Fiscal relief will boost corporate earnings and make valuations less stretched, But higher borrowing costs will prevent lasting economic improvement, and trade protectionism will hurt consumers and boost inflation.
Therefore, the market’s bull-run may soon end.
What matters: inflection points in narrative are highly important markers. Technically, the stock market is still in a bull market and no one can know when a deeper correction will unfold. What is certain is that the reassuring storyline that’s been with us for so long is dead. That doesn’t mean the talking heads on financial TV channels and their followers will embrace the new reality immediately, but it makes a more defensive portfolio strategy imperative.
Here are some things investors can do to safeguard their portfolio:
- Reduce your overall market exposure. Recognize that cash is a critically important asset class; it reduces risk and gives you flexibility. Most importantly, it gives you peace of mind.
- Pay down debt. Debt leverage has brought huge rewards during the past many years; the future could look strikingly different.
- Be careful when holding other people’s debt. A big slice of fixed income markets will be negatively impacted as long as interest rates continue to rise.
- Within your equity portfolio, diversify. Stress quality and liquidity, ideally coupled with attractive, secure dividends.
Trouble On Many Fronts
There are many things other than rising interest rates and the potential of a nasty trade war that concern me. To me, one of the greatest problems is the self-absorption and incompetence at virtually all levels of the American federal government. Many of my friends point to the fact that other countries’ leadership is equally inept, but to North American investors that hardly matters—if Italy or the Philippines or Brazil are poorly governed it will affect those particular countries and perhaps their region, but it’s hardly of global consequence. In contrast, when U.S. policies become erratic, the world’s key power centers are affected.

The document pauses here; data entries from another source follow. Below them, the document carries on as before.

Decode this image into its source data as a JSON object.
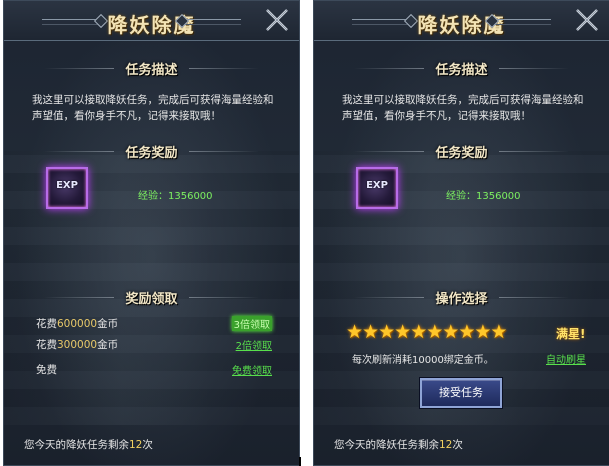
{
  "panels": {
    "left": {
      "title": "降妖除魔",
      "description_header": "任务描述",
      "description": "我这里可以接取降妖任务，完成后可获得海量经验和声望值，看你身手不凡，记得来接取哦！",
      "reward_header": "任务奖励",
      "reward_icon_label": "EXP",
      "reward_value": "经验：1356000",
      "claim_header": "奖励领取",
      "claim_rows": [
        {
          "cost_prefix": "花费",
          "amount": "600000",
          "cost_suffix": "金币",
          "action": "3倍领取"
        },
        {
          "cost_prefix": "花费",
          "amount": "300000",
          "cost_suffix": "金币",
          "action": "2倍领取"
        },
        {
          "cost_prefix": "免费",
          "amount": "",
          "cost_suffix": "",
          "action": "免费领取"
        }
      ],
      "footer_prefix": "您今天的降妖任务剩余",
      "footer_count": "12",
      "footer_suffix": "次"
    },
    "right": {
      "title": "降妖除魔",
      "description_header": "任务描述",
      "description": "我这里可以接取降妖任务，完成后可获得海量经验和声望值，看你身手不凡，记得来接取哦！",
      "reward_header": "任务奖励",
      "reward_icon_label": "EXP",
      "reward_value": "经验：1356000",
      "operation_header": "操作选择",
      "star_count": 10,
      "full_star_label": "满星!",
      "refresh_info": "每次刷新消耗10000绑定金币。",
      "refresh_action": "自动刷星",
      "accept_button": "接受任务",
      "footer_prefix": "您今天的降妖任务剩余",
      "footer_count": "12",
      "footer_suffix": "次"
    }
  },
  "colors": {
    "title": "#f3e3b5",
    "reward_green": "#7cf060",
    "link_green": "#58e04c",
    "gold": "#f0d060",
    "star": "#ffc72a",
    "exp_glow": "#c040ff"
  },
  "icons": {
    "close": "close-icon",
    "exp": "exp-scroll-icon",
    "star": "star-icon"
  }
}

During the past two decades, the American state has gradually, and in a perverse way most effectively, destabilized the world, and much more is yet to come. Most of my friends are obsessed with the inadequacies of Donald Trump, whose shortcomings are too numerous to list—but U.S. systemic problems that threaten global stability were engendered long before the Trump era began. I’ll go even further: they were what led to the rise of populism that propelled President Trump into office. Apart from numerous policy-specific inadequacies, I worry about the meteoric rise of the U.S. intelligence services and the U.S. military complex, as well as the American legislature’s rapid descent into corruption. I see little chance of improvement, at least not as long as America’s mainstream media prefer partisan squabbling to discussing the major structural problems that are ruining their country.

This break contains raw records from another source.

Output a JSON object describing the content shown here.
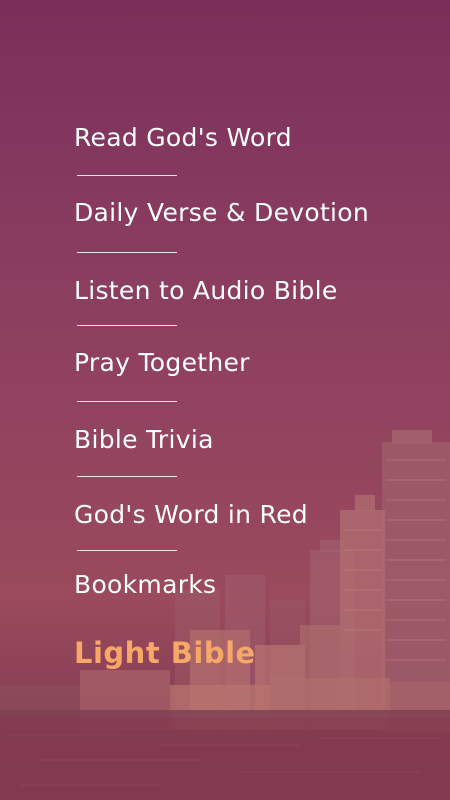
{
  "menu": {
    "items": [
      {
        "label": "Read God's Word"
      },
      {
        "label": "Daily Verse & Devotion"
      },
      {
        "label": "Listen to Audio Bible"
      },
      {
        "label": "Pray Together"
      },
      {
        "label": "Bible Trivia"
      },
      {
        "label": "God's Word in Red"
      },
      {
        "label": "Bookmarks"
      }
    ]
  },
  "brand": {
    "name": "Light Bible"
  },
  "colors": {
    "overlay": "#8a3a5e",
    "text": "#ffffff",
    "brand_accent": "#f6a869"
  },
  "background": {
    "icon": "city-skyline-image"
  }
}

I will, in a coming issue, deal with the deteriorating social policy construct and the geopolitical challenges that threaten our wellbeing, both in the U.S. and in the rest of the world. For now, let me conclude by saying that they have the potential to roil financial markets as vehemently as rising interest rates, frighteningly high debt levels, or stretched equity valuations.
Consistent with our belief that a critical change in financial markets narrative has occurred and that numerous non-financial issues may influence markets negatively, we aggressively cut back your stock market exposure. During the past two weeks, we raised cash reserves to over 50%. We made similar retreats in 1999 and in early 2008; on both occasions it allowed us to re-enter the market at sharply lower levels. Our intention is to reengage when justifiable valuations have been restored and when we have confidence that the environment for the economy and investment is improving.
Turning to performance, the value of your assets under our administration has declined roughly in line with market indices, during the first quarter. If our views are vindicated, we should considerably out-perform the indices in the coming reporting periods.
Thank you for your continued trust. Please let us know if you have any comments or questions.